Yeah, I guess it is a bit disturbing. Holy week is pretty disturbing, really. That frightening time in Jerusalem, watching someone you love going from palms and Hosannas to a horrifying death. When I was younger I was deeply into participating in Holy week--disturbing is something young adults like, I guess--or at least I did.
The music is also disturbing--some of it is screaming guitar/singer 70's music which is at least a bit alienating, or at least I think that's what it was trying to achieve.
I got Superstar when I was maybe Eli's age, 13 or so. My parents had gotten "Joseph and the Amazing Technicolor Dreamcoat" for me for Christmas one year and I loved it. I have that entire libretto in my head, too, just like Superstar.
Later that year, maybe during lent?, someone brought the album "Jesus Christ Superstar" to our public library and played the music in the community room. I'm not sure why--maybe a debut in our hometown? Someone had a cart with one of those old record players on it, and there were chairs with some people listening. Now that I look back on it, it seems rather odd!

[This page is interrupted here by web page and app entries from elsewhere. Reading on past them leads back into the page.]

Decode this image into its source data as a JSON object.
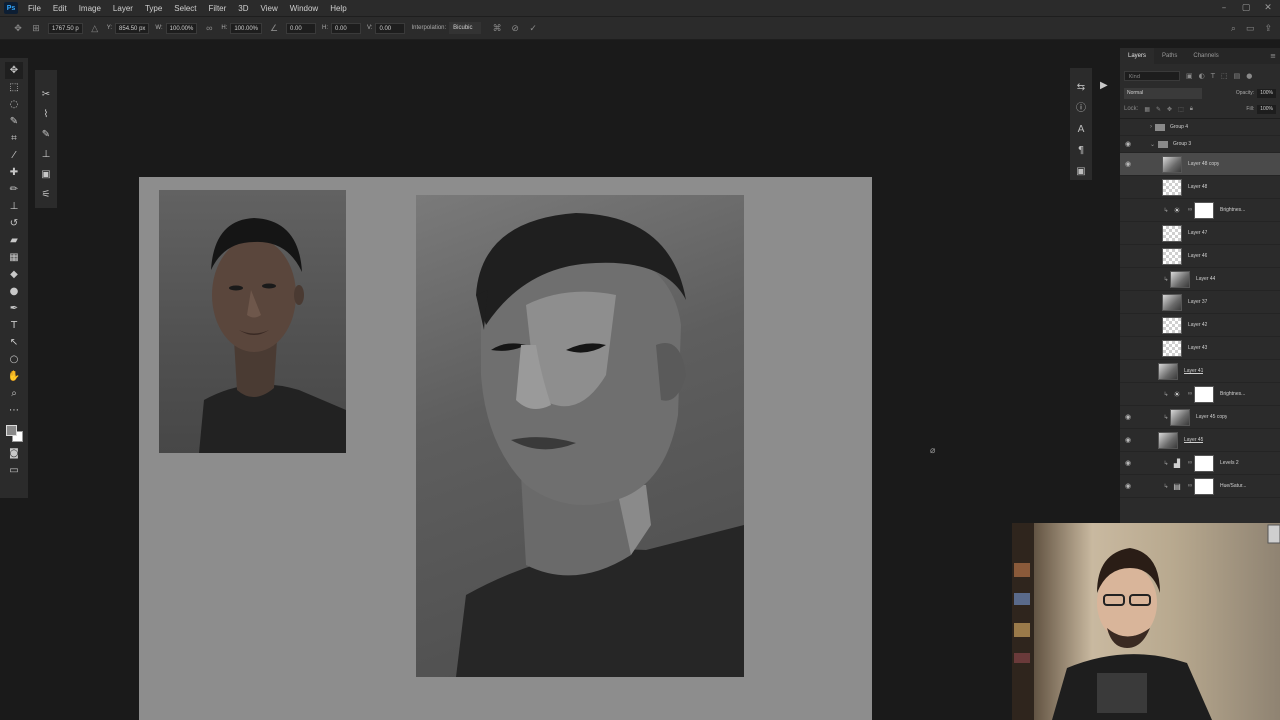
{
  "app": {
    "logo": "Ps"
  },
  "menu": [
    "File",
    "Edit",
    "Image",
    "Layer",
    "Type",
    "Select",
    "Filter",
    "3D",
    "View",
    "Window",
    "Help"
  ],
  "options": {
    "x_value": "1767.50 p",
    "y_label": "Y:",
    "y_value": "854.50 px",
    "w_label": "W:",
    "w_value": "100.00%",
    "h_label": "H:",
    "h_value": "100.00%",
    "angle_value": "0.00",
    "hskew_label": "H:",
    "hskew_value": "0.00",
    "vskew_label": "V:",
    "vskew_value": "0.00",
    "interpolation_label": "Interpolation:",
    "interpolation_value": "Bicubic"
  },
  "layers_panel": {
    "tabs": [
      "Layers",
      "Paths",
      "Channels"
    ],
    "filter_placeholder": "Kind",
    "blend_mode": "Normal",
    "opacity_label": "Opacity:",
    "opacity_value": "100%",
    "lock_label": "Lock:",
    "fill_label": "Fill:",
    "fill_value": "100%",
    "layers": [
      {
        "name": "Group 4",
        "kind": "group",
        "expanded": false,
        "visible": false
      },
      {
        "name": "Group 3",
        "kind": "group",
        "expanded": true,
        "visible": true
      },
      {
        "name": "Layer 48 copy",
        "kind": "pixel-face",
        "visible": true,
        "selected": true
      },
      {
        "name": "Layer 48",
        "kind": "pixel",
        "visible": false
      },
      {
        "name": "Brightnes...",
        "kind": "adjustment-brightness",
        "visible": false,
        "clipped": true
      },
      {
        "name": "Layer 47",
        "kind": "pixel",
        "visible": false
      },
      {
        "name": "Layer 46",
        "kind": "pixel",
        "visible": false
      },
      {
        "name": "Layer 44",
        "kind": "pixel-face",
        "visible": false,
        "clipped": true
      },
      {
        "name": "Layer 37",
        "kind": "pixel-face",
        "visible": false
      },
      {
        "name": "Layer 42",
        "kind": "pixel",
        "visible": false
      },
      {
        "name": "Layer 43",
        "kind": "pixel",
        "visible": false
      },
      {
        "name": "Layer 41",
        "kind": "pixel-face",
        "visible": false,
        "underline": true,
        "noindent": true
      },
      {
        "name": "Brightnes...",
        "kind": "adjustment-brightness",
        "visible": false,
        "clipped": true
      },
      {
        "name": "Layer 45 copy",
        "kind": "pixel-face",
        "visible": true,
        "clipped": true
      },
      {
        "name": "Layer 45",
        "kind": "pixel-face",
        "visible": true,
        "underline": true,
        "noindent": true
      },
      {
        "name": "Levels 2",
        "kind": "adjustment-levels",
        "visible": true,
        "clipped": true
      },
      {
        "name": "Hue/Satur...",
        "kind": "adjustment-hue",
        "visible": true,
        "clipped": true
      }
    ]
  },
  "icons": {
    "adjustment-brightness": "☀",
    "adjustment-levels": "▟",
    "adjustment-hue": "▤"
  }
}
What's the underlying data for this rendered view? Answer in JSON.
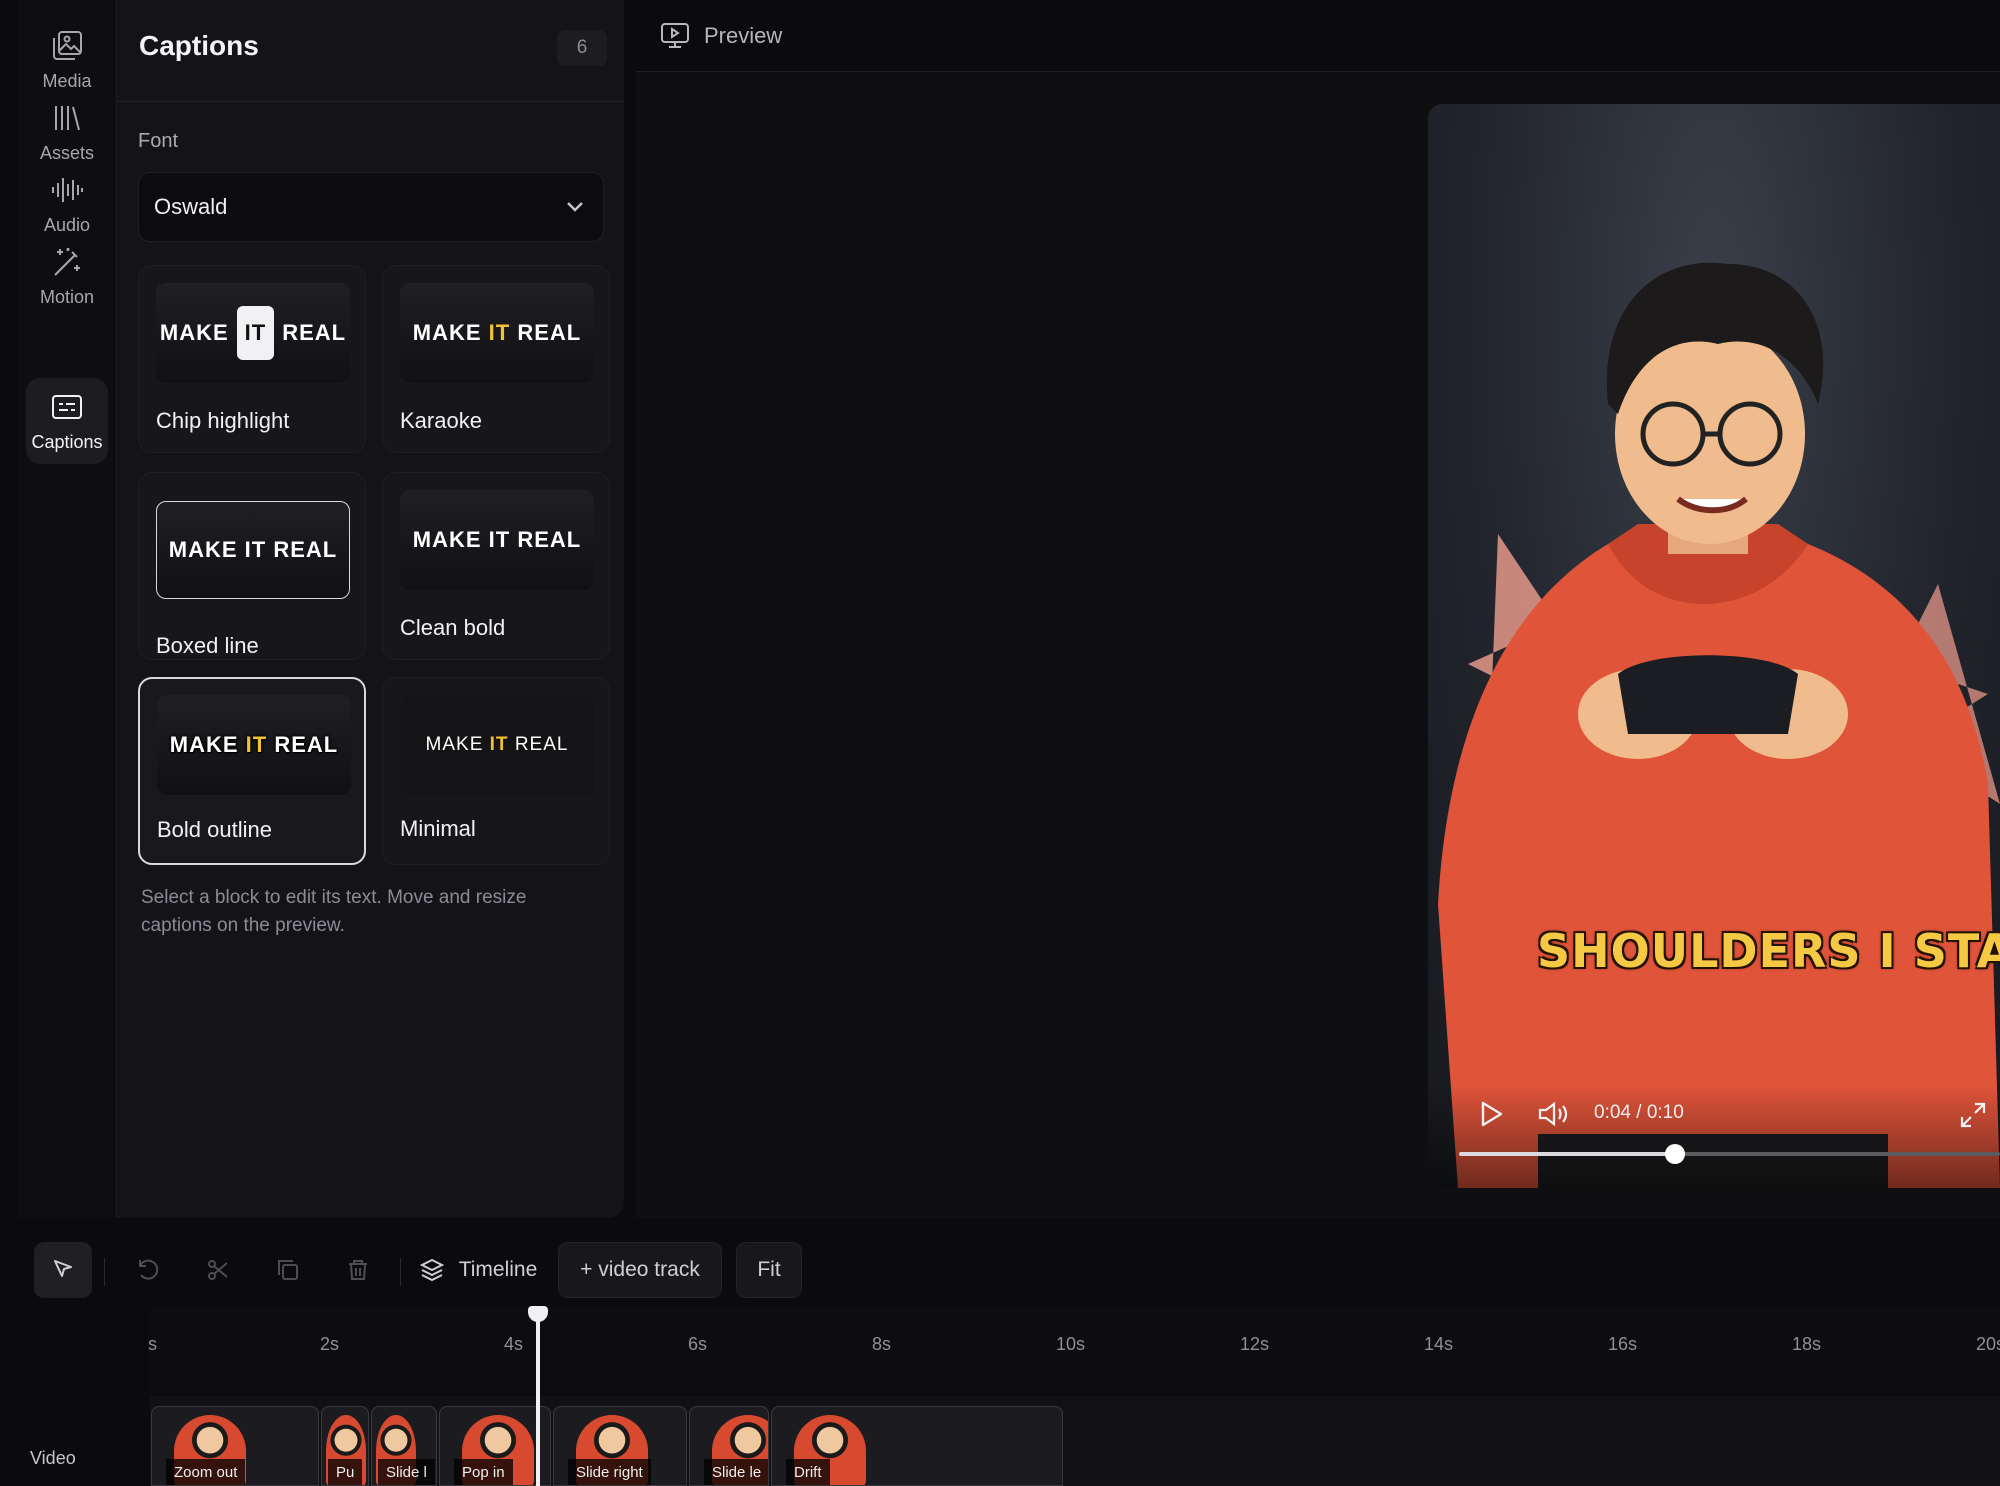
{
  "rail": {
    "items": [
      {
        "label": "Media",
        "icon": "media-icon"
      },
      {
        "label": "Assets",
        "icon": "assets-icon"
      },
      {
        "label": "Audio",
        "icon": "audio-icon"
      },
      {
        "label": "Motion",
        "icon": "motion-icon"
      },
      {
        "label": "Captions",
        "icon": "captions-icon",
        "active": true
      }
    ]
  },
  "panel": {
    "title": "Captions",
    "count": "6",
    "font_label": "Font",
    "font_value": "Oswald",
    "styles": [
      {
        "name": "Chip highlight",
        "w1": "MAKE",
        "w2": "IT",
        "w3": "REAL"
      },
      {
        "name": "Karaoke",
        "w1": "MAKE",
        "w2": "IT",
        "w3": "REAL"
      },
      {
        "name": "Boxed line",
        "text": "MAKE IT REAL"
      },
      {
        "name": "Clean bold",
        "text": "MAKE IT REAL"
      },
      {
        "name": "Bold outline",
        "w1": "MAKE",
        "w2": "IT",
        "w3": "REAL",
        "selected": true
      },
      {
        "name": "Minimal",
        "w1": "MAKE",
        "w2": "IT",
        "w3": "REAL"
      }
    ],
    "hint": "Select a block to edit its text. Move and resize captions on the preview."
  },
  "preview": {
    "title": "Preview",
    "caption_left": "SHOULDERS",
    "caption_mid": "I",
    "caption_right": "STAND",
    "time": "0:04 / 0:10",
    "progress": 0.4
  },
  "toolbar": {
    "timeline_label": "Timeline",
    "add_track_label": "+ video track",
    "fit_label": "Fit"
  },
  "timeline": {
    "ticks": [
      "s",
      "2s",
      "4s",
      "6s",
      "8s",
      "10s",
      "12s",
      "14s",
      "16s",
      "18s",
      "20s"
    ],
    "track_label": "Video",
    "clips": [
      "Zoom out",
      "Pu",
      "Slide l",
      "Pop in",
      "Slide right",
      "Slide le",
      "Drift"
    ]
  },
  "colors": {
    "accent_yellow": "#f2c230",
    "background": "#0b0b0d",
    "panel": "#141418"
  }
}
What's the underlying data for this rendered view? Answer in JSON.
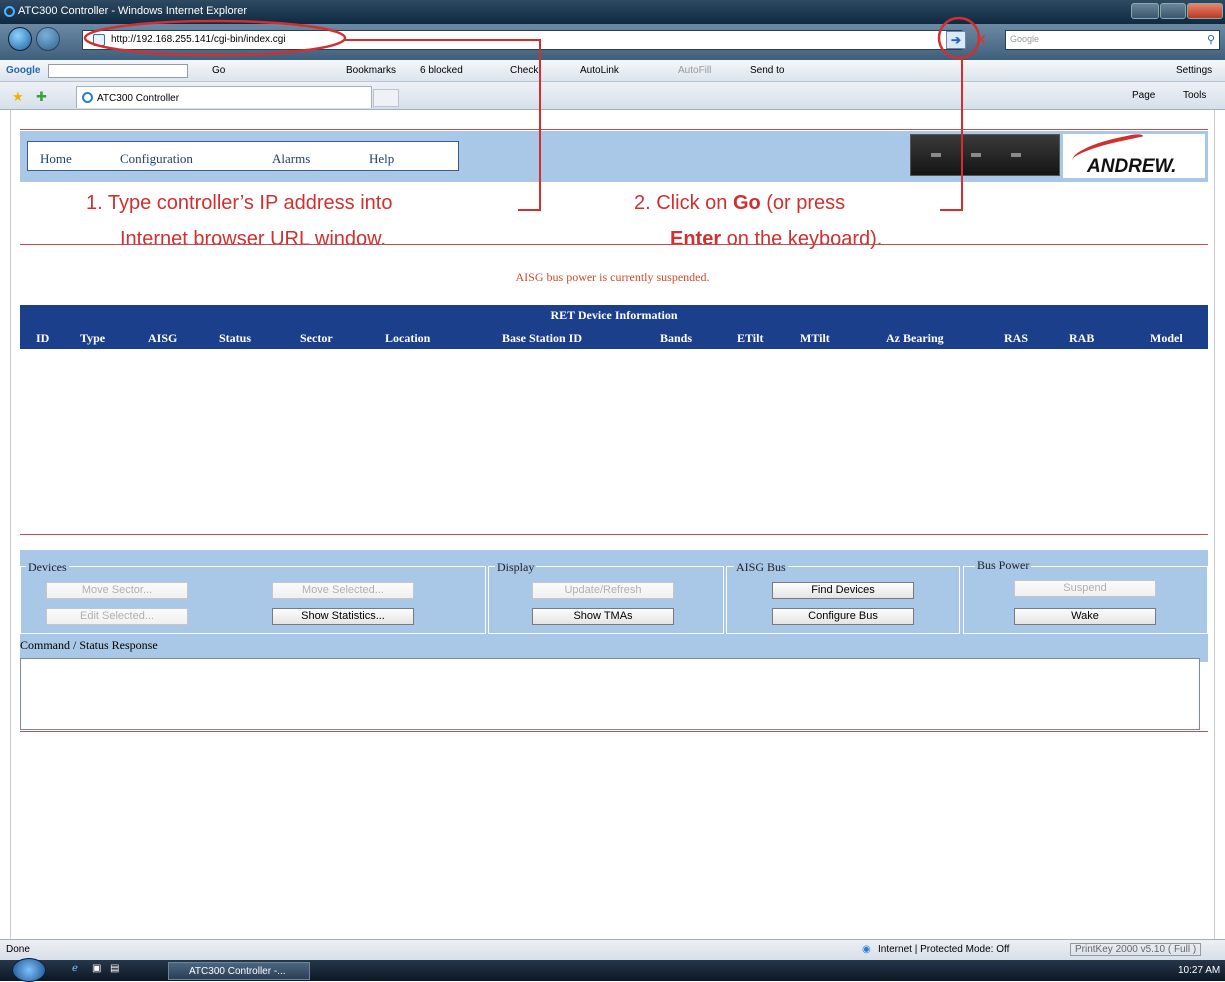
{
  "window": {
    "title": "ATC300 Controller - Windows Internet Explorer"
  },
  "address_bar": {
    "url": "http://192.168.255.141/cgi-bin/index.cgi",
    "go_icon": "go-arrow-icon",
    "search_placeholder": "Google"
  },
  "google_toolbar": {
    "brand": "Google",
    "go": "Go",
    "bookmarks": "Bookmarks",
    "blocked": "6 blocked",
    "check": "Check",
    "autolink": "AutoLink",
    "autofill": "AutoFill",
    "sendto": "Send to",
    "settings": "Settings"
  },
  "tab": {
    "label": "ATC300 Controller"
  },
  "commandbar": {
    "page": "Page",
    "tools": "Tools"
  },
  "nav": {
    "home": "Home",
    "configuration": "Configuration",
    "alarms": "Alarms",
    "help": "Help"
  },
  "logo": {
    "text": "ANDREW."
  },
  "annotations": {
    "step1_line1": "1.  Type controller’s IP address into",
    "step1_line2": "Internet browser URL window.",
    "step2_prefix": "2.  Click on ",
    "step2_go": "Go",
    "step2_suffix": " (or press",
    "step2_enter": "Enter",
    "step2_line2_rest": " on the keyboard)."
  },
  "status_message": "AISG bus power is currently suspended.",
  "ret_table": {
    "title": "RET Device Information",
    "columns": [
      "ID",
      "Type",
      "AISG",
      "Status",
      "Sector",
      "Location",
      "Base Station ID",
      "Bands",
      "ETilt",
      "MTilt",
      "Az Bearing",
      "RAS",
      "RAB",
      "Model"
    ]
  },
  "controls": {
    "devices": {
      "label": "Devices",
      "move_sector": "Move Sector...",
      "move_selected": "Move Selected...",
      "edit_selected": "Edit Selected...",
      "show_statistics": "Show Statistics..."
    },
    "display": {
      "label": "Display",
      "update_refresh": "Update/Refresh",
      "show_tmas": "Show TMAs"
    },
    "aisg_bus": {
      "label": "AISG Bus",
      "find_devices": "Find Devices",
      "configure_bus": "Configure Bus"
    },
    "bus_power": {
      "label": "Bus Power",
      "suspend": "Suspend",
      "wake": "Wake"
    }
  },
  "command_status": {
    "label": "Command / Status Response",
    "value": ""
  },
  "statusbar": {
    "left": "Done",
    "zone": "Internet | Protected Mode: Off",
    "printkey": "PrintKey 2000  v5.10 ( Full )"
  },
  "taskbar": {
    "task": "ATC300 Controller -...",
    "clock": "10:27 AM"
  },
  "colors": {
    "header_band": "#a9c7e6",
    "table_header": "#1c3f8c",
    "annotation_red": "#d32f2f"
  }
}
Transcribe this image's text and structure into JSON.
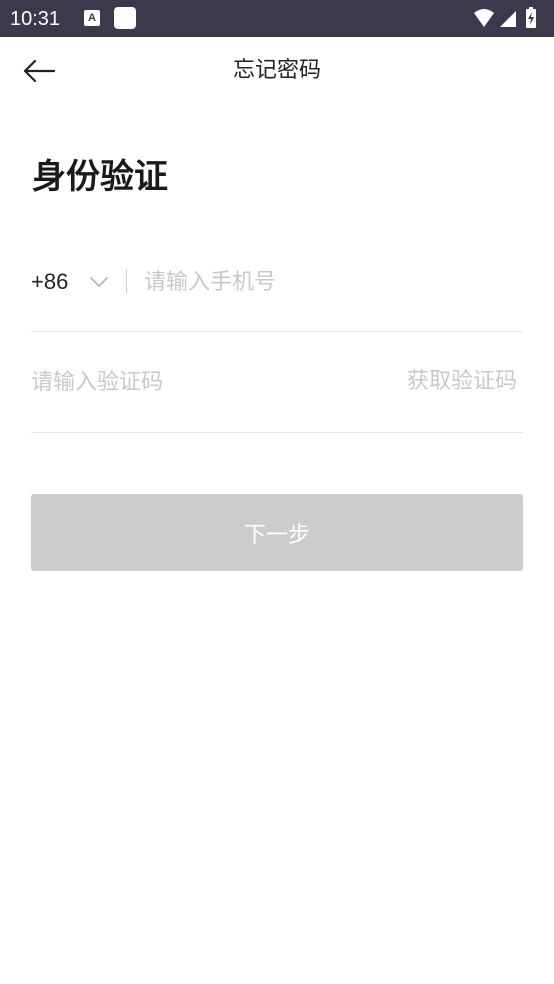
{
  "status_bar": {
    "time": "10:31",
    "notification_letter": "A",
    "icons": [
      "wifi-icon",
      "cell-signal-icon",
      "battery-charging-icon"
    ]
  },
  "nav": {
    "back_icon": "arrow-left-icon",
    "title": "忘记密码"
  },
  "heading": "身份验证",
  "phone": {
    "country_code": "+86",
    "chevron_icon": "chevron-down-icon",
    "placeholder": "请输入手机号",
    "value": ""
  },
  "code": {
    "placeholder": "请输入验证码",
    "value": "",
    "get_code_label": "获取验证码"
  },
  "next_button": {
    "label": "下一步"
  },
  "colors": {
    "status_bar_bg": "#3a3a4c",
    "placeholder": "#c8c8c8",
    "divider": "#e6e6e6",
    "button_disabled_bg": "#cccccc",
    "text_primary": "#222222"
  }
}
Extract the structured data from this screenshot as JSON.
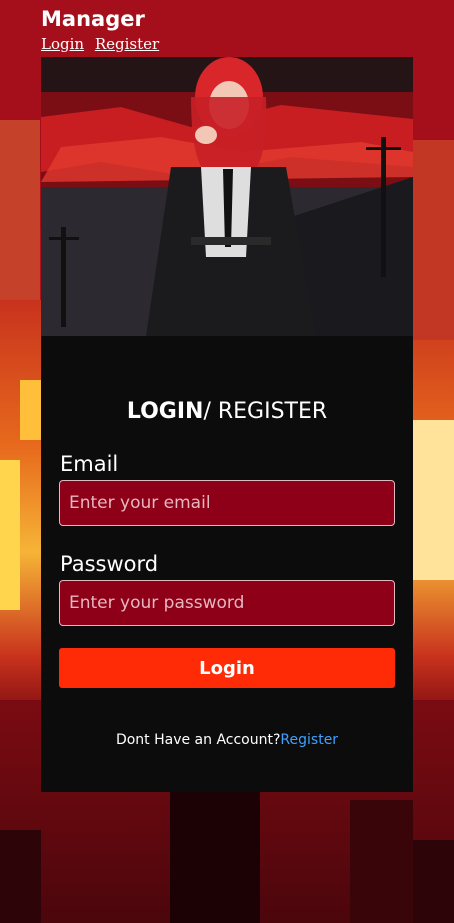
{
  "header": {
    "brand": "Manager",
    "nav": {
      "login": "Login",
      "register": "Register"
    }
  },
  "form": {
    "title_bold": "LOGIN",
    "title_rest": "/ REGISTER",
    "email": {
      "label": "Email",
      "placeholder": "Enter your email",
      "value": ""
    },
    "password": {
      "label": "Password",
      "placeholder": "Enter your password",
      "value": ""
    },
    "submit_label": "Login"
  },
  "footer": {
    "prompt": "Dont Have an Account?",
    "link": "Register"
  },
  "colors": {
    "page_bg": "#b1121a",
    "card_bg": "#0c0c0d",
    "input_bg": "#8d0017",
    "button_bg": "#ff2a06",
    "link": "#3fa2ff"
  },
  "icons": {
    "hero": "anime-character-illustration"
  }
}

When I went in the room, "What's the Buzz?" was playing--a cheerful and catchy tune--followed by "It seems to me a strange thing, mystifying," which set up the tension--and I was hooked!
I asked my parents if they would buy me the album. It was a long time before they did, and when they bought it for me (a birthday, Christmas?) it came with a caveat. My dad wanted me to know that they weren't particularly keen on the theology of the musical (Jesus as a pawn, Judas as a tragic hero) and the way it ended (crucifixion, not Easter). I think my dad said something like "If you listen to this, you have to listen to the St. Matthew Passion, too." I probably said "OK, OK!" like Robbie does to me sometimes.
Like many of my grew-up-in-the-70s friends, I basically had that album set memorized. I have a strong high school memory of me, Lori Heitland, and Craig . . . the baritone player from our marching band, singing through it from beginning to end one day in a hallway near the band room.
So I listened to it today. It's still a powerful piece--some of the lyrics are just so subtle and moving. But, dad, I want you to know that the St. Matthew Passion is on the docket for tomorrow.